> TASK STATEMENT: The response should consist of the data reproduced word for word.

> RECORDS PROVIDED:
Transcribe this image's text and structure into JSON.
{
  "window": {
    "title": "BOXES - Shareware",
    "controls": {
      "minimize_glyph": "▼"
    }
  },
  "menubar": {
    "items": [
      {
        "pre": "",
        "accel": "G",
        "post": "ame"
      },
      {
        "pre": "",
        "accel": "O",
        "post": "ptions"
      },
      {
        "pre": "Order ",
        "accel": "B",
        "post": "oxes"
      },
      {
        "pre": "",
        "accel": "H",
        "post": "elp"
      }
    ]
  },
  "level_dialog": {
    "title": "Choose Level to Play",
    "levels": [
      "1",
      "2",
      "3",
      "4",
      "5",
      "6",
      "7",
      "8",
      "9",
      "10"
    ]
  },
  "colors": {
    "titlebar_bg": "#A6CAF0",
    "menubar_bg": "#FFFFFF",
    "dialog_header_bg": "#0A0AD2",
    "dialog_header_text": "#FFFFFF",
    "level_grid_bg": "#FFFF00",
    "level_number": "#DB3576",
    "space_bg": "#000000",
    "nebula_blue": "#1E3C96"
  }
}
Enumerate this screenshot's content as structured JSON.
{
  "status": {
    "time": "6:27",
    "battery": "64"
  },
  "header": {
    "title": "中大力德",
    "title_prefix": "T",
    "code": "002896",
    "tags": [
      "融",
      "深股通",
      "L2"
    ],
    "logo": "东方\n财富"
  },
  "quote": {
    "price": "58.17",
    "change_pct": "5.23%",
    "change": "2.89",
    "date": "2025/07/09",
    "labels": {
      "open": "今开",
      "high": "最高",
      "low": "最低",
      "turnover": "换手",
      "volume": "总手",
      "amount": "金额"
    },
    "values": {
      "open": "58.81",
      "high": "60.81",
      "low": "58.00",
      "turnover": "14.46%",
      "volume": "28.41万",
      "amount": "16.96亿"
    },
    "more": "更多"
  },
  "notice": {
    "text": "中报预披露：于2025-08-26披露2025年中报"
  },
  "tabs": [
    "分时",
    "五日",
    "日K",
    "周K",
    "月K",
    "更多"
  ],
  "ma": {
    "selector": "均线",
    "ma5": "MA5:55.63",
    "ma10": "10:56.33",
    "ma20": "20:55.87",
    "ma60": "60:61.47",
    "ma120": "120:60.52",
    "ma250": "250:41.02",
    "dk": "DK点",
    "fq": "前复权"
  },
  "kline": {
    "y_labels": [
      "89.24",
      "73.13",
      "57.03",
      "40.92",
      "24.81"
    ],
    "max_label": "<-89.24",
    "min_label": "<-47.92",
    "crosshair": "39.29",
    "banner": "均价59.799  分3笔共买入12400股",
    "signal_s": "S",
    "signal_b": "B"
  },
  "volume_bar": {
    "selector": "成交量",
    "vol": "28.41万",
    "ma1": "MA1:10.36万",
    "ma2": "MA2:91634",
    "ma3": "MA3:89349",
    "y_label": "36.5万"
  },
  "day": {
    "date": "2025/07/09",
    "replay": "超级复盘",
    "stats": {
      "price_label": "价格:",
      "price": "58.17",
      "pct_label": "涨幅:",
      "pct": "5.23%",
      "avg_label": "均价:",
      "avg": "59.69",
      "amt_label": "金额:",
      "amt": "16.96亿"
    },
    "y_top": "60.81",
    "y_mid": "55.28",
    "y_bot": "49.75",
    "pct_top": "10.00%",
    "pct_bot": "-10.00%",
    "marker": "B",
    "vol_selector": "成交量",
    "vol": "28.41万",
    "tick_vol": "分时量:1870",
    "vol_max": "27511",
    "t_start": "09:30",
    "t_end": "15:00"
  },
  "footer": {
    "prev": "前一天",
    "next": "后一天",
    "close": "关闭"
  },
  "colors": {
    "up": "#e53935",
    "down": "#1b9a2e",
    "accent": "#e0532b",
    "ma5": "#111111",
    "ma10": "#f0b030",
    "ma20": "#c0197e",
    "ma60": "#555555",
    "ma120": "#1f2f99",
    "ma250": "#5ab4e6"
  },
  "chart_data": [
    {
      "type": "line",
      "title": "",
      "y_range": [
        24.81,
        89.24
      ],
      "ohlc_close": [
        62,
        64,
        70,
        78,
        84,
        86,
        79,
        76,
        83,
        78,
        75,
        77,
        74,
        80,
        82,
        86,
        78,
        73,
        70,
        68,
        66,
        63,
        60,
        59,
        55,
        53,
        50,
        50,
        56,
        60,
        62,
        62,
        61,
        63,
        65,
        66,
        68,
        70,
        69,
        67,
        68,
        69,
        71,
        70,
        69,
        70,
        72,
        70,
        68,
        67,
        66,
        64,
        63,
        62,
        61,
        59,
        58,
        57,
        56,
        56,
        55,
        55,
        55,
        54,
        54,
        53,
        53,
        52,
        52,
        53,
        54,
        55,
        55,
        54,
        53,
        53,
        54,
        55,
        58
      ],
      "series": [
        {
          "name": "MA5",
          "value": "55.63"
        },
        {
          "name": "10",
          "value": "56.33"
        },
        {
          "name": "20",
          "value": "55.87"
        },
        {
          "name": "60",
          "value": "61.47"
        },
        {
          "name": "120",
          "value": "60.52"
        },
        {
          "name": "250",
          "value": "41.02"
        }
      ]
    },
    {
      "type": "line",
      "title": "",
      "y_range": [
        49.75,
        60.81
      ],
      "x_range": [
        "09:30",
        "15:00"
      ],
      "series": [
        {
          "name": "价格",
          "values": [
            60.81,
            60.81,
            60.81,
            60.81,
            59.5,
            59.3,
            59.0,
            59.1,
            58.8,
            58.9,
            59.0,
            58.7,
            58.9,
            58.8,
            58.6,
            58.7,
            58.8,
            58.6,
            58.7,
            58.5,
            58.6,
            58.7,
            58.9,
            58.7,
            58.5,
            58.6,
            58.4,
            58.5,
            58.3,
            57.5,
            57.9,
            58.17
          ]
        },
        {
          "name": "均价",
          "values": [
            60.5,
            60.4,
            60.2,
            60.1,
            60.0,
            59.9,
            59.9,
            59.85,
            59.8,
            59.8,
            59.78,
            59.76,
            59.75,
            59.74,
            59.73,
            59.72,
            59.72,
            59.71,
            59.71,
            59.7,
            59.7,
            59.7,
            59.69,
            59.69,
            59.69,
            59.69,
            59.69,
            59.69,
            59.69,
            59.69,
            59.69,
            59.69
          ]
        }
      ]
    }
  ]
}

> YOUR SOLUTION:
Transcribe this image's text and structure into JSON.
{
  "window": {
    "title": "BOXES - Shareware",
    "controls": {
      "minimize_glyph": "▼"
    }
  },
  "menubar": {
    "items": [
      {
        "pre": "",
        "accel": "G",
        "post": "ame"
      },
      {
        "pre": "",
        "accel": "O",
        "post": "ptions"
      },
      {
        "pre": "Order ",
        "accel": "B",
        "post": "oxes"
      },
      {
        "pre": "",
        "accel": "H",
        "post": "elp"
      }
    ]
  },
  "level_dialog": {
    "title": "Choose Level to Play",
    "levels": [
      "1",
      "2",
      "3",
      "4",
      "5",
      "6",
      "7",
      "8",
      "9",
      "10"
    ]
  },
  "colors": {
    "titlebar_bg": "#A6CAF0",
    "menubar_bg": "#FFFFFF",
    "dialog_header_bg": "#0A0AD2",
    "dialog_header_text": "#FFFFFF",
    "level_grid_bg": "#FFFF00",
    "level_number": "#DB3576",
    "space_bg": "#000000",
    "nebula_blue": "#1E3C96"
  }
}
Enumerate this screenshot's content as structured JSON.
{
  "status": {
    "time": "6:27",
    "battery": "64"
  },
  "header": {
    "title": "中大力德",
    "title_prefix": "T",
    "code": "002896",
    "tags": [
      "融",
      "深股通",
      "L2"
    ],
    "logo": "东方\n财富"
  },
  "quote": {
    "price": "58.17",
    "change_pct": "5.23%",
    "change": "2.89",
    "date": "2025/07/09",
    "labels": {
      "open": "今开",
      "high": "最高",
      "low": "最低",
      "turnover": "换手",
      "volume": "总手",
      "amount": "金额"
    },
    "values": {
      "open": "58.81",
      "high": "60.81",
      "low": "58.00",
      "turnover": "14.46%",
      "volume": "28.41万",
      "amount": "16.96亿"
    },
    "more": "更多"
  },
  "notice": {
    "text": "中报预披露：于2025-08-26披露2025年中报"
  },
  "tabs": [
    "分时",
    "五日",
    "日K",
    "周K",
    "月K",
    "更多"
  ],
  "ma": {
    "selector": "均线",
    "ma5": "MA5:55.63",
    "ma10": "10:56.33",
    "ma20": "20:55.87",
    "ma60": "60:61.47",
    "ma120": "120:60.52",
    "ma250": "250:41.02",
    "dk": "DK点",
    "fq": "前复权"
  },
  "kline": {
    "y_labels": [
      "89.24",
      "73.13",
      "57.03",
      "40.92",
      "24.81"
    ],
    "max_label": "<-89.24",
    "min_label": "<-47.92",
    "crosshair": "39.29",
    "banner": "均价59.799  分3笔共买入12400股",
    "signal_s": "S",
    "signal_b": "B"
  },
  "volume_bar": {
    "selector": "成交量",
    "vol": "28.41万",
    "ma1": "MA1:10.36万",
    "ma2": "MA2:91634",
    "ma3": "MA3:89349",
    "y_label": "36.5万"
  },
  "day": {
    "date": "2025/07/09",
    "replay": "超级复盘",
    "stats": {
      "price_label": "价格:",
      "price": "58.17",
      "pct_label": "涨幅:",
      "pct": "5.23%",
      "avg_label": "均价:",
      "avg": "59.69",
      "amt_label": "金额:",
      "amt": "16.96亿"
    },
    "y_top": "60.81",
    "y_mid": "55.28",
    "y_bot": "49.75",
    "pct_top": "10.00%",
    "pct_bot": "-10.00%",
    "marker": "B",
    "vol_selector": "成交量",
    "vol": "28.41万",
    "tick_vol": "分时量:1870",
    "vol_max": "27511",
    "t_start": "09:30",
    "t_end": "15:00"
  },
  "footer": {
    "prev": "前一天",
    "next": "后一天",
    "close": "关闭"
  },
  "colors": {
    "up": "#e53935",
    "down": "#1b9a2e",
    "accent": "#e0532b",
    "ma5": "#111111",
    "ma10": "#f0b030",
    "ma20": "#c0197e",
    "ma60": "#555555",
    "ma120": "#1f2f99",
    "ma250": "#5ab4e6"
  },
  "chart_data": [
    {
      "type": "line",
      "title": "",
      "y_range": [
        24.81,
        89.24
      ],
      "ohlc_close": [
        62,
        64,
        70,
        78,
        84,
        86,
        79,
        76,
        83,
        78,
        75,
        77,
        74,
        80,
        82,
        86,
        78,
        73,
        70,
        68,
        66,
        63,
        60,
        59,
        55,
        53,
        50,
        50,
        56,
        60,
        62,
        62,
        61,
        63,
        65,
        66,
        68,
        70,
        69,
        67,
        68,
        69,
        71,
        70,
        69,
        70,
        72,
        70,
        68,
        67,
        66,
        64,
        63,
        62,
        61,
        59,
        58,
        57,
        56,
        56,
        55,
        55,
        55,
        54,
        54,
        53,
        53,
        52,
        52,
        53,
        54,
        55,
        55,
        54,
        53,
        53,
        54,
        55,
        58
      ],
      "series": [
        {
          "name": "MA5",
          "value": "55.63"
        },
        {
          "name": "10",
          "value": "56.33"
        },
        {
          "name": "20",
          "value": "55.87"
        },
        {
          "name": "60",
          "value": "61.47"
        },
        {
          "name": "120",
          "value": "60.52"
        },
        {
          "name": "250",
          "value": "41.02"
        }
      ]
    },
    {
      "type": "line",
      "title": "",
      "y_range": [
        49.75,
        60.81
      ],
      "x_range": [
        "09:30",
        "15:00"
      ],
      "series": [
        {
          "name": "价格",
          "values": [
            60.81,
            60.81,
            60.81,
            60.81,
            59.5,
            59.3,
            59.0,
            59.1,
            58.8,
            58.9,
            59.0,
            58.7,
            58.9,
            58.8,
            58.6,
            58.7,
            58.8,
            58.6,
            58.7,
            58.5,
            58.6,
            58.7,
            58.9,
            58.7,
            58.5,
            58.6,
            58.4,
            58.5,
            58.3,
            57.5,
            57.9,
            58.17
          ]
        },
        {
          "name": "均价",
          "values": [
            60.5,
            60.4,
            60.2,
            60.1,
            60.0,
            59.9,
            59.9,
            59.85,
            59.8,
            59.8,
            59.78,
            59.76,
            59.75,
            59.74,
            59.73,
            59.72,
            59.72,
            59.71,
            59.71,
            59.7,
            59.7,
            59.7,
            59.69,
            59.69,
            59.69,
            59.69,
            59.69,
            59.69,
            59.69,
            59.69,
            59.69,
            59.69
          ]
        }
      ]
    }
  ]
}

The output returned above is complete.